How do you write a tribute to Paul Silburn?
Do you dive into the ads? After all, you could write an entire book on John Smith’s No Nonsense, John West Bear, Life On The Playstation, several Stella Artois classics, the best press campaign Levi’s ever did, award-winning Nike posters, and further brilliance for Reebok, Hugo Boss, Scalextric, Olympus, Weetabix and many more.
Do you go through what was produced under his watch as ECD? Ground-breaking content before that was a thing, multiple Ad of the Year awards at the British Arrows, millions of views and shares for beloved virals, Pink playing a gig in Trafalgar Square….
Or do you look at all the agencies touched by his genius? Paul was a big reason why Simons Palmer Denton Clemmow and Johnson, BBH, Lowe, Leo Burnett, TBWA, Fallon, and Saatchi & Saatchi were so great. He even produced a tonne of famous, awarded work during a freelance stint at RKCR/Y&R.
But if you want to find out all about that, you can look him up on the D&AD archive and experience the magic all over again.
Instead, I’d like to remember Paul Silburn the person.
I had another listen to the podcast I recorded with him in March, and found two moments that seemed to give a couple of clues as to why he was so funny, generous, irreverent and kind.
Describing his early years trying to get a break in advertising, he mentioned encountering a kind of snobbery from successful creatives, who refused to see him because he was working at a small, unknown agency. As he put it, “I knocked on a lot of doors, only to get them slammed in my face”.
Some people might react to this by copying that behaviour, pulling the ladder up when they finally reached the top. But Paul went in the opposite direction. Chat with any young team who came into his orbit during his years at London’s top agencies and you’ll find many who owe him a big debt for a placement, job or career-boosting credit.
One example that stands out is Chris Bovill and John Allison, recent winners of multiple Cannes Grand Prix awards, D&AD Golds and every other award on the planet. Go back to 2003 and you’ll find their name alongside Paul’s on the John Smith’s campaign. They came up with one of the executions, and Paul included it in every award entry, sharing the credit with the then-junior team. That’s a level of generosity you definitely won’t find in every creative director.
My own experience of that kindness came when Paul appointed me to be on the press jury of D&AD before I’d even had a press ad in the annual. When I asked if he was being serious he said, “Of course! It’s a really good bunch of people. We’ll have a great time.” The underhanded compliment was also much appreciated.
I believe that inclusive attitude was also behind his approach to creativity. Although he was enormously respected by his advertising peers, his work was unashamedly populist. It was the kind of crowd-pleasing stuff that was celebrated in pubs, offices and playgrounds as much as it was in the Groucho Club.
And he was modest, too. As we chatted through his career he made one quick, throwaway reference to the fact that he came up with the Lynx Effect, a campaign that ran for over a decade and helped build creative careers all over the world.

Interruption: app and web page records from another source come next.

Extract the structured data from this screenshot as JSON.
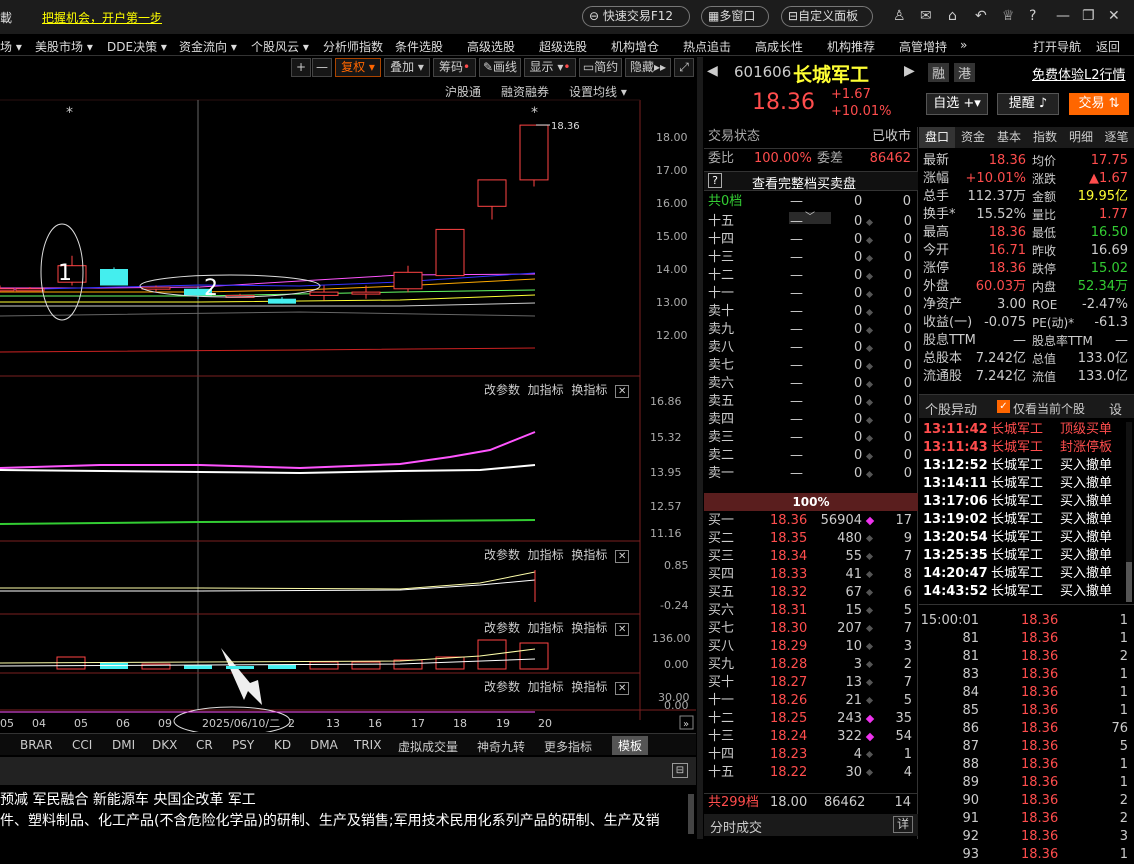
{
  "topbar": {
    "left_partial": "載",
    "slogan": "把握机会，开户第一步",
    "quick_trade": "快速交易F12",
    "multi_window": "多窗口",
    "custom_panel": "自定义面板"
  },
  "menu": [
    "场 ▾",
    "美股市场 ▾",
    "DDE决策 ▾",
    "资金流向 ▾",
    "个股风云 ▾",
    "分析师指数",
    "条件选股",
    "高级选股",
    "超级选股",
    "机构增仓",
    "热点追击",
    "高成长性",
    "机构推荐",
    "高管增持",
    "»",
    "打开导航",
    "返回"
  ],
  "toolbar": {
    "plus": "+",
    "minus": "—",
    "fuquan": "复权",
    "diejia": "叠加",
    "chouma": "筹码",
    "huaxian": "画线",
    "xianshi": "显示",
    "jianyue": "简约",
    "yincang": "隐藏"
  },
  "chart_header": {
    "hgt": "沪股通",
    "rzrq": "融资融券",
    "setma": "设置均线"
  },
  "main_chart": {
    "last_label": "18.36",
    "y_ticks": [
      "18.00",
      "17.00",
      "16.00",
      "15.00",
      "14.00",
      "13.00",
      "12.00"
    ],
    "marker1": "1",
    "marker2": "2",
    "star": "*"
  },
  "panel_ctrl": {
    "modify": "改参数",
    "add": "加指标",
    "change": "换指标",
    "close": "✕"
  },
  "ind1": {
    "ticks": [
      "16.86",
      "15.32",
      "13.95",
      "12.57",
      "11.16"
    ]
  },
  "ind2": {
    "ticks": [
      "0.85",
      "-0.24"
    ]
  },
  "ind3": {
    "ticks": [
      "136.00",
      "0.00"
    ]
  },
  "ind4": {
    "ticks": [
      "30.00",
      "0.00"
    ]
  },
  "xaxis": {
    "labels": [
      "05",
      "04",
      "05",
      "06",
      "09",
      "2025/06/10/二",
      "2",
      "13",
      "16",
      "17",
      "18",
      "19",
      "20"
    ]
  },
  "ind_tabs": [
    "BRAR",
    "CCI",
    "DMI",
    "DKX",
    "CR",
    "PSY",
    "KD",
    "DMA",
    "TRIX",
    "虚拟成交量",
    "神奇九转",
    "更多指标",
    "模板"
  ],
  "news": {
    "line1": "预减  军民融合  新能源车  央国企改革  军工",
    "line2": "件、塑料制品、化工产品(不含危险化学品)的研制、生产及销售;军用技术民用化系列产品的研制、生产及销"
  },
  "stock": {
    "code": "601606",
    "name": "长城军工",
    "price": "18.36",
    "change": "+1.67",
    "pct": "+10.01%",
    "btn_rong": "融",
    "btn_gang": "港",
    "l2": "免费体验L2行情",
    "zixuan": "自选",
    "tixing": "提醒",
    "jiaoyi": "交易"
  },
  "orderbook": {
    "status_label": "交易状态",
    "status": "已收市",
    "weibi_label": "委比",
    "weibi": "100.00%",
    "weicha_label": "委差",
    "weicha": "86462",
    "full": "查看完整档买卖盘",
    "gong0": "共0档",
    "dash": "—",
    "zero": "0",
    "sell": [
      "十五",
      "十四",
      "十三",
      "十二",
      "十一",
      "卖十",
      "卖九",
      "卖八",
      "卖七",
      "卖六",
      "卖五",
      "卖四",
      "卖三",
      "卖二",
      "卖一"
    ],
    "pct": "100%",
    "buy": [
      [
        "买一",
        "18.36",
        "56904",
        "17"
      ],
      [
        "买二",
        "18.35",
        "480",
        "9"
      ],
      [
        "买三",
        "18.34",
        "55",
        "7"
      ],
      [
        "买四",
        "18.33",
        "41",
        "8"
      ],
      [
        "买五",
        "18.32",
        "67",
        "6"
      ],
      [
        "买六",
        "18.31",
        "15",
        "5"
      ],
      [
        "买七",
        "18.30",
        "207",
        "7"
      ],
      [
        "买八",
        "18.29",
        "10",
        "3"
      ],
      [
        "买九",
        "18.28",
        "3",
        "2"
      ],
      [
        "买十",
        "18.27",
        "13",
        "7"
      ],
      [
        "十一",
        "18.26",
        "21",
        "5"
      ],
      [
        "十二",
        "18.25",
        "243",
        "35"
      ],
      [
        "十三",
        "18.24",
        "322",
        "54"
      ],
      [
        "十四",
        "18.23",
        "4",
        "1"
      ],
      [
        "十五",
        "18.22",
        "30",
        "4"
      ]
    ],
    "gong299": "共299档",
    "g_price": "18.00",
    "g_vol": "86462",
    "g_cnt": "14",
    "fenshi": "分时成交",
    "xiang": "详"
  },
  "tabs": [
    "盘口",
    "资金",
    "基本",
    "指数",
    "明细",
    "逐笔"
  ],
  "quote": [
    [
      "最新",
      "18.36",
      "均价",
      "17.75"
    ],
    [
      "涨幅",
      "+10.01%",
      "涨跌",
      "▲1.67"
    ],
    [
      "总手",
      "112.37万",
      "金额",
      "19.95亿"
    ],
    [
      "换手*",
      "15.52%",
      "量比",
      "1.77"
    ],
    [
      "最高",
      "18.36",
      "最低",
      "16.50"
    ],
    [
      "今开",
      "16.71",
      "昨收",
      "16.69"
    ],
    [
      "涨停",
      "18.36",
      "跌停",
      "15.02"
    ],
    [
      "外盘",
      "60.03万",
      "内盘",
      "52.34万"
    ],
    [
      "净资产",
      "3.00",
      "ROE",
      "-2.47%"
    ],
    [
      "收益(一)",
      "-0.075",
      "PE(动)*",
      "-61.3"
    ],
    [
      "股息TTM",
      "—",
      "股息率TTM",
      "—"
    ],
    [
      "总股本",
      "7.242亿",
      "总值",
      "133.0亿"
    ],
    [
      "流通股",
      "7.242亿",
      "流值",
      "133.0亿"
    ]
  ],
  "anomaly": {
    "title": "个股异动",
    "check": "仅看当前个股",
    "set": "设",
    "rows": [
      [
        "13:11:42",
        "长城军工",
        "顶级买单"
      ],
      [
        "13:11:43",
        "长城军工",
        "封涨停板"
      ],
      [
        "13:12:52",
        "长城军工",
        "买入撤单"
      ],
      [
        "13:14:11",
        "长城军工",
        "买入撤单"
      ],
      [
        "13:17:06",
        "长城军工",
        "买入撤单"
      ],
      [
        "13:19:02",
        "长城军工",
        "买入撤单"
      ],
      [
        "13:20:54",
        "长城军工",
        "买入撤单"
      ],
      [
        "13:25:35",
        "长城军工",
        "买入撤单"
      ],
      [
        "14:20:47",
        "长城军工",
        "买入撤单"
      ],
      [
        "14:43:52",
        "长城军工",
        "买入撤单"
      ]
    ]
  },
  "ticks": [
    [
      "15:00:01",
      "18.36",
      "1"
    ],
    [
      "81",
      "18.36",
      "1"
    ],
    [
      "81",
      "18.36",
      "2"
    ],
    [
      "83",
      "18.36",
      "1"
    ],
    [
      "84",
      "18.36",
      "1"
    ],
    [
      "85",
      "18.36",
      "1"
    ],
    [
      "86",
      "18.36",
      "76"
    ],
    [
      "87",
      "18.36",
      "5"
    ],
    [
      "88",
      "18.36",
      "1"
    ],
    [
      "89",
      "18.36",
      "1"
    ],
    [
      "90",
      "18.36",
      "2"
    ],
    [
      "91",
      "18.36",
      "2"
    ],
    [
      "92",
      "18.36",
      "3"
    ],
    [
      "93",
      "18.36",
      "1"
    ]
  ],
  "chart_data": {
    "type": "candlestick",
    "y_range": [
      11.5,
      18.6
    ],
    "last": 18.36,
    "candles": [
      {
        "o": 13.4,
        "h": 13.5,
        "l": 13.3,
        "c": 13.4,
        "up": true
      },
      {
        "o": 13.4,
        "h": 13.45,
        "l": 13.35,
        "c": 13.4,
        "up": true
      },
      {
        "o": 13.6,
        "h": 14.4,
        "l": 13.5,
        "c": 14.1,
        "up": true
      },
      {
        "o": 14.0,
        "h": 14.05,
        "l": 13.5,
        "c": 13.5,
        "up": false
      },
      {
        "o": 13.45,
        "h": 13.5,
        "l": 13.3,
        "c": 13.4,
        "up": true
      },
      {
        "o": 13.4,
        "h": 13.45,
        "l": 13.1,
        "c": 13.2,
        "up": false
      },
      {
        "o": 13.2,
        "h": 13.25,
        "l": 13.15,
        "c": 13.2,
        "up": true
      },
      {
        "o": 13.1,
        "h": 13.15,
        "l": 12.95,
        "c": 12.95,
        "up": false
      },
      {
        "o": 13.2,
        "h": 13.5,
        "l": 13.05,
        "c": 13.3,
        "up": true
      },
      {
        "o": 13.3,
        "h": 13.5,
        "l": 13.1,
        "c": 13.3,
        "up": true
      },
      {
        "o": 13.4,
        "h": 14.1,
        "l": 13.3,
        "c": 13.9,
        "up": true
      },
      {
        "o": 13.8,
        "h": 15.2,
        "l": 13.8,
        "c": 15.2,
        "up": true
      },
      {
        "o": 15.9,
        "h": 16.7,
        "l": 15.5,
        "c": 16.7,
        "up": true
      },
      {
        "o": 16.7,
        "h": 18.36,
        "l": 16.5,
        "c": 18.36,
        "up": true
      }
    ]
  }
}
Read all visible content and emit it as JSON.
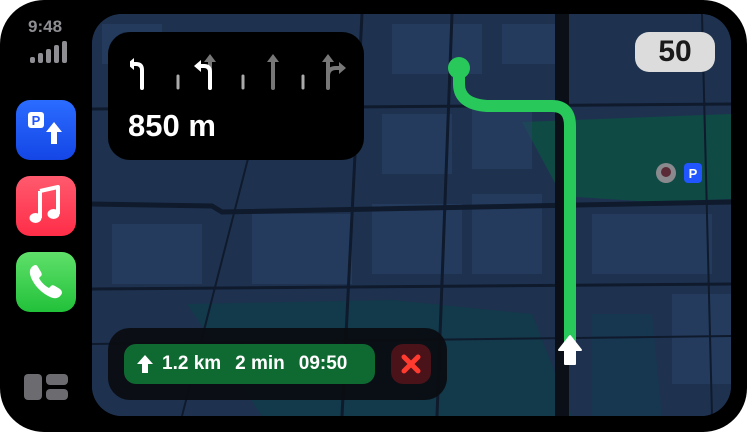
{
  "status": {
    "time": "9:48"
  },
  "sidebar": {
    "apps": [
      {
        "name": "parking",
        "icon": "parking-sign-icon",
        "badge": "P"
      },
      {
        "name": "music",
        "icon": "music-note-icon"
      },
      {
        "name": "phone",
        "icon": "phone-handset-icon"
      }
    ],
    "dashboard_icon": "dashboard-icon"
  },
  "maneuver": {
    "distance": "850 m",
    "lanes": [
      "turn-left",
      "slight-left-active",
      "straight",
      "straight",
      "straight-right"
    ]
  },
  "speed_limit": "50",
  "trip": {
    "distance": "1.2 km",
    "duration": "2 min",
    "arrival": "09:50"
  },
  "map": {
    "poi_badge": "P"
  },
  "colors": {
    "route": "#28c85a",
    "map_bg": "#1e3250",
    "park": "#0f4a45",
    "trip_green": "#0f6a32",
    "end_red": "#ff3b30",
    "parking_blue": "#2155ff"
  }
}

The second clue came right at the beginning of our conversation, when he brought up his school days: “I had problems being told what to do. Something that still bugs me today,” he explained.
Paul definitely did it his way. To get his foot in the door of a great agency he took a placement in his 30s. Later, in one of the top departments in London, he no longer enjoyed working with his partner. His CDs refused to get him a new one, so he left. The first ad he made at his new home won dozens of awards. When one of his Stella spots received a Gold at Cannes the audience booed, so he joined in. The next Gold that evening then received rapturous applause. It was also one of his.
He worked at Leo Burnett for about seven months, only making one commercial. It was John West Bear. He put porn stars in a Playstation campaign and fooled a lot of people into thinking penguins could fly.
He also did it his way at Fallon. Was it a massive success? No. Did he shake up a place that was in trouble, reshaping their department and revitalising their work? Absolutely.
While we’re asking questions, did he manage to keep a straight face as he told a junior team they had to wear kilts for their trip to a Scottish distillery? Did he approve the most batshit-crazy chocolate bar ad of all time? Did he give his number to Harvey Keitel, then pretend he wasn’t in because Harvey was calling him too much?
I couldn’t possibly say, but I can tell you that he never lost his mojo.
Back in July I was trying to recruit the best creatives I knew to contribute to a climate crisis initiative. Paul immediately came up with two excellent ideas, one of which we’re in the process of making. Every time I describe it to anyone – activists, venture capitalists, directors – they all think it’s brilliant.
In October I received my last email from Paul. Someone had made a version of his second climate crisis concept: using a music track to help a political speech spread through social media. The message was a link to some of its press coverage, followed by a sentence that summed Paul up perfectly:
“I told you it was a good idea.”
Paul Silburn, 1960-2019